In slang terms, this really is WILD! A weed right under our noses that is so useful it ought to be outlawed. I hate to say that for a couple of reasons, but I do suggest that you get some seed to work with before your protectors take it away. I post it here to help insure its availability, but all the links are from the source article at Before It’s News.com. You might want to go there to see the article in its natural habitat and original form. Click the link above to do that. -Ted The Best Natural Painkiller That Grows in Your Backyard By Claude Nelson Contributor profile | More stories (Before It’s News) […]
In the ‘bad old days’ we called it “HUSBANDRY” (the judicious use of resources) and “CONSERVATION” (careful preservation and protection of something; especially : planned management of a natural resource to prevent exploitation, destruction, or neglect) … or, more often than not, COMMON SENSE. Farmers, and most people were farmers, took good care of their land such that their family could grow, prosper and enjoy the same lifestyle for generations to come. Short term, selfish thinkers wasted the resources and moved on. Stewards of the Earth outlasted and took over from them. Then the merger of corporate and state (definition of FASCISM) butted in. Government took land. Government agents leased it to their friends, their sponsors and their benefactors. […]
probable location – North East This tale pops up from time to time. It is descriptive of a pattern familiar to those of us in snow country. It is also exaggerated in the extreme. Nevertheless, if you have lived a winter, or several with four genuine, distinct seasons, you will empathize. If you haven’t, it really does go a bit like this. – Ted December 8 – 6:00 PM It started to snow. The first snow of the season and the wife and I took our cocktails and sat for hours by the window watching the huge soft flakes drift down from heaven. It looked like a Grandma Moses Print. So romantic we felt like newlyweds again. I love […]
Warm spring-like, rainy and sunny weather had made all but the drifts of snow disappear. Overnight last night that changed in a big way with about 4 inches of fresh, light, fluffy powder. Picture perfect opportunity not to be missed. Hey, what is all this stuff? Conner Cabin front yard (note bird in upper left) The Bitterroot Dwarf Penguin(American Dipper to some) Conner Cabin back side Conner riverside trailhead The Honeymoon Cabin […]
Just a pleasant diversion in a world that is not always this pretty. I recommend you turn your sound up a bit and put this on full screen for a minute.
After a few weeks of afternoon temperatures well above freezing, the ice is finally gone from our driveway and roads. That enabled me to get my bicycle out of the shed and take it for it’s first ride of the year. The tires had given up a little air over the winter. I didn’t even bother to refill. They weren’t low enough to cause any harm, just increase their rolling resistance. Said another way, I had to pedal harder and couldn’t go as fast as I would be able to were they properly inflated. No loss at all. The point was to spend TIME outside and to push the pedals for exercise. Neither distance traveled nor speed of travel were […]

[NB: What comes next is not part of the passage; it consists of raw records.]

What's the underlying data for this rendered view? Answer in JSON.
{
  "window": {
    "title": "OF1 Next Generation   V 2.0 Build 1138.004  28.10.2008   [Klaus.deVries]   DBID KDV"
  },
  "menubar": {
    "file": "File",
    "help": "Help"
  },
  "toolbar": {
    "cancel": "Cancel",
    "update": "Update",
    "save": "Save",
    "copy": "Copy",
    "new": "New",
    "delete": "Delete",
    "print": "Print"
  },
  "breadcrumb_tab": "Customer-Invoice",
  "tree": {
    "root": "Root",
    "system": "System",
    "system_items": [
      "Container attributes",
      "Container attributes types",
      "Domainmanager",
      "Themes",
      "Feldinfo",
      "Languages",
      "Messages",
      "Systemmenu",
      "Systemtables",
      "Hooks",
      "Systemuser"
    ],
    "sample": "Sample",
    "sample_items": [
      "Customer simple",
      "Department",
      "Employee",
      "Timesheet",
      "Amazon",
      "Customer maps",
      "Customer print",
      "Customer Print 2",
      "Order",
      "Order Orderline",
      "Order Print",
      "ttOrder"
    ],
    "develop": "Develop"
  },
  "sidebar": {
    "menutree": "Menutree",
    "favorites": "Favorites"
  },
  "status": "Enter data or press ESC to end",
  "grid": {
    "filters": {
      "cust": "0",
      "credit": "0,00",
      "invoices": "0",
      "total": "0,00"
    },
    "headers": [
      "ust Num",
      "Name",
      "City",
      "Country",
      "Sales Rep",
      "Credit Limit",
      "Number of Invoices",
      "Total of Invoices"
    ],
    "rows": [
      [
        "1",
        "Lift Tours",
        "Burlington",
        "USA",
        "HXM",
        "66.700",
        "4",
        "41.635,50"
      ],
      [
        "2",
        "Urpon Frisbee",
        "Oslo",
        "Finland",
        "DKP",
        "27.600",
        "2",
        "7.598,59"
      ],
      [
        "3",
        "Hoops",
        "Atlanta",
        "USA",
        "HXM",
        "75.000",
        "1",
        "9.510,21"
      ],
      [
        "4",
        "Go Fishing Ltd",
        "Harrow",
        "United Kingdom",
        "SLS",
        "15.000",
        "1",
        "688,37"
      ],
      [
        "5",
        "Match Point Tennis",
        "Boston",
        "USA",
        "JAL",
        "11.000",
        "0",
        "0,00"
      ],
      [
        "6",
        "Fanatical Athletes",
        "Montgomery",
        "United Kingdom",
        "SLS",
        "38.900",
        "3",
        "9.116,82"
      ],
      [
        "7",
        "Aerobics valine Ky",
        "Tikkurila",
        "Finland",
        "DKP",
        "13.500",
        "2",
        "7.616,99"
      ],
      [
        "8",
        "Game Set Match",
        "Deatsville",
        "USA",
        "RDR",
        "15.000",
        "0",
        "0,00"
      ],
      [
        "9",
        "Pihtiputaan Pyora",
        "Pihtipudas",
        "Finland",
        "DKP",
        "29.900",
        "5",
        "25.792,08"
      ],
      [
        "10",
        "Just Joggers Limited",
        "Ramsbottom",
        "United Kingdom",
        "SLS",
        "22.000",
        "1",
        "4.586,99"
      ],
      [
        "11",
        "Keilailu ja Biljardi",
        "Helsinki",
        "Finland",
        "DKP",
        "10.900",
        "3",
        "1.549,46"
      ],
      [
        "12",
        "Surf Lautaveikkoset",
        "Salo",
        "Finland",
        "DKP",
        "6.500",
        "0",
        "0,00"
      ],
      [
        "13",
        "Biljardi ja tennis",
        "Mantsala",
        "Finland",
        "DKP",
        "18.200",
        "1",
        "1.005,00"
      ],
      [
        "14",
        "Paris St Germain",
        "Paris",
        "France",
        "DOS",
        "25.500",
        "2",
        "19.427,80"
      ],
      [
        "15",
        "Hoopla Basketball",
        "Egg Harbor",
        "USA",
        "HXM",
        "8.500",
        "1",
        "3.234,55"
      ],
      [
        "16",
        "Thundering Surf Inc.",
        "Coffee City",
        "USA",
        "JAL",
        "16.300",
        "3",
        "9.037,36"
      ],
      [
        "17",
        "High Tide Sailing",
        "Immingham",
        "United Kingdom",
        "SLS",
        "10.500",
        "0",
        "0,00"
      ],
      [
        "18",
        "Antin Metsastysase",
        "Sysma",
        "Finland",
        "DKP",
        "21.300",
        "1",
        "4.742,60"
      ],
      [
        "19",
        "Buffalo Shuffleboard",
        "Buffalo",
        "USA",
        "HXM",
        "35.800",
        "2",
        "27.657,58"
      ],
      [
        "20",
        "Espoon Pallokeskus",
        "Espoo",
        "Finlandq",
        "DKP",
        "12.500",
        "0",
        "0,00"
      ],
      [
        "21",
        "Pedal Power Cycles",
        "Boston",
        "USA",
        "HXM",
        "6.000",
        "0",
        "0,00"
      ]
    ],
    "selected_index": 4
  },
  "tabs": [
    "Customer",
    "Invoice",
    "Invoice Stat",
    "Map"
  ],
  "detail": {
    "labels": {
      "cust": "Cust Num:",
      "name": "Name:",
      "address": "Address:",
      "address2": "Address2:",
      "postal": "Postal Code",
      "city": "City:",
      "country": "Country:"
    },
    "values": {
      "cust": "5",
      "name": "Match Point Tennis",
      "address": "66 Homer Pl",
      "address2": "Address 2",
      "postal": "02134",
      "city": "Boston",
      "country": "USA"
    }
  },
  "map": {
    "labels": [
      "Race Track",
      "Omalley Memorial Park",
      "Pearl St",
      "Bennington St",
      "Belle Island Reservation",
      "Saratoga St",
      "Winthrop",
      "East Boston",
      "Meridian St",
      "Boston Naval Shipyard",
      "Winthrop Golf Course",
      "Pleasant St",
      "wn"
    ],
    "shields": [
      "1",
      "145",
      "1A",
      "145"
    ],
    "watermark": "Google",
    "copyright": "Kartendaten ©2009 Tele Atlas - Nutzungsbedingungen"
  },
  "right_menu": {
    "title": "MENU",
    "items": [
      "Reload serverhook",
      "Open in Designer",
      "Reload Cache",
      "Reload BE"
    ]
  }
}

East Fork of The Bitterroot River frozen over Ice dams form as Bitterroot river thaws